Task inputs Start Marker

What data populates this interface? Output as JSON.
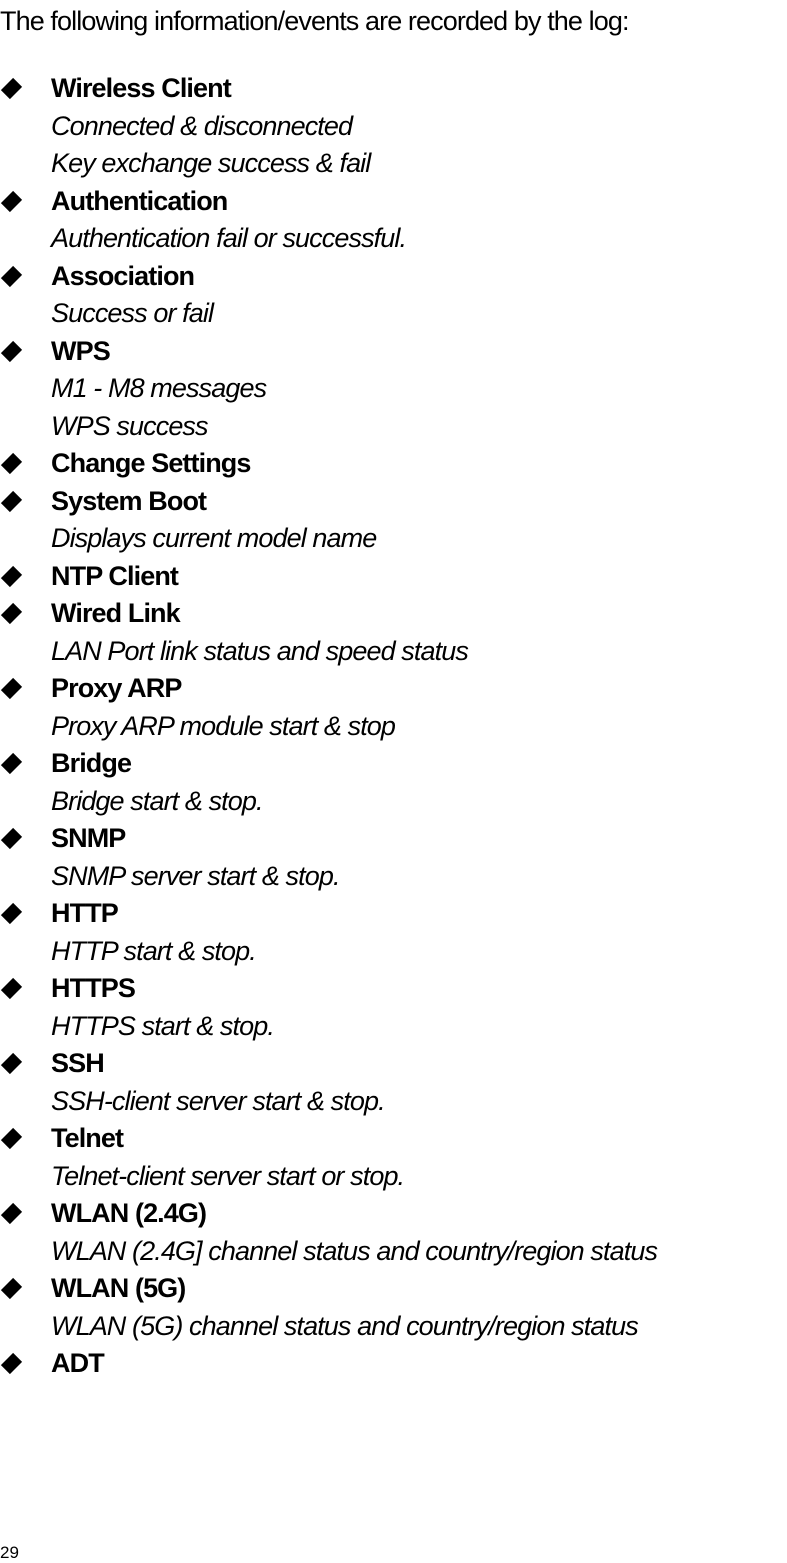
{
  "intro": "The following information/events are recorded by the log:",
  "items": [
    {
      "title": "Wireless Client",
      "details": [
        "Connected & disconnected",
        "Key exchange success & fail"
      ]
    },
    {
      "title": "Authentication",
      "details": [
        "Authentication fail or successful."
      ]
    },
    {
      "title": "Association",
      "details": [
        "Success or fail"
      ]
    },
    {
      "title": "WPS",
      "details": [
        "M1 - M8 messages",
        "WPS success"
      ]
    },
    {
      "title": "Change Settings",
      "details": []
    },
    {
      "title": "System Boot",
      "details": [
        "Displays current model name"
      ]
    },
    {
      "title": "NTP Client",
      "details": []
    },
    {
      "title": "Wired Link",
      "details": [
        "LAN Port link status and speed status"
      ]
    },
    {
      "title": "Proxy ARP",
      "details": [
        "Proxy ARP module start & stop"
      ]
    },
    {
      "title": "Bridge",
      "details": [
        "Bridge start & stop."
      ]
    },
    {
      "title": "SNMP",
      "details": [
        "SNMP server start & stop."
      ]
    },
    {
      "title": "HTTP",
      "details": [
        "HTTP start & stop."
      ]
    },
    {
      "title": "HTTPS",
      "details": [
        "HTTPS start & stop."
      ]
    },
    {
      "title": "SSH",
      "details": [
        "SSH-client server start & stop."
      ]
    },
    {
      "title": "Telnet",
      "details": [
        "Telnet-client server start or stop."
      ]
    },
    {
      "title": "WLAN (2.4G)",
      "details": [
        "WLAN (2.4G] channel status and country/region status"
      ]
    },
    {
      "title": "WLAN (5G)",
      "details": [
        "WLAN (5G) channel status and country/region status"
      ]
    },
    {
      "title": "ADT",
      "details": []
    }
  ],
  "page_number": "29"
}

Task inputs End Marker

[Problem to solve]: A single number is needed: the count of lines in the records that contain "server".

[Task solution]: 3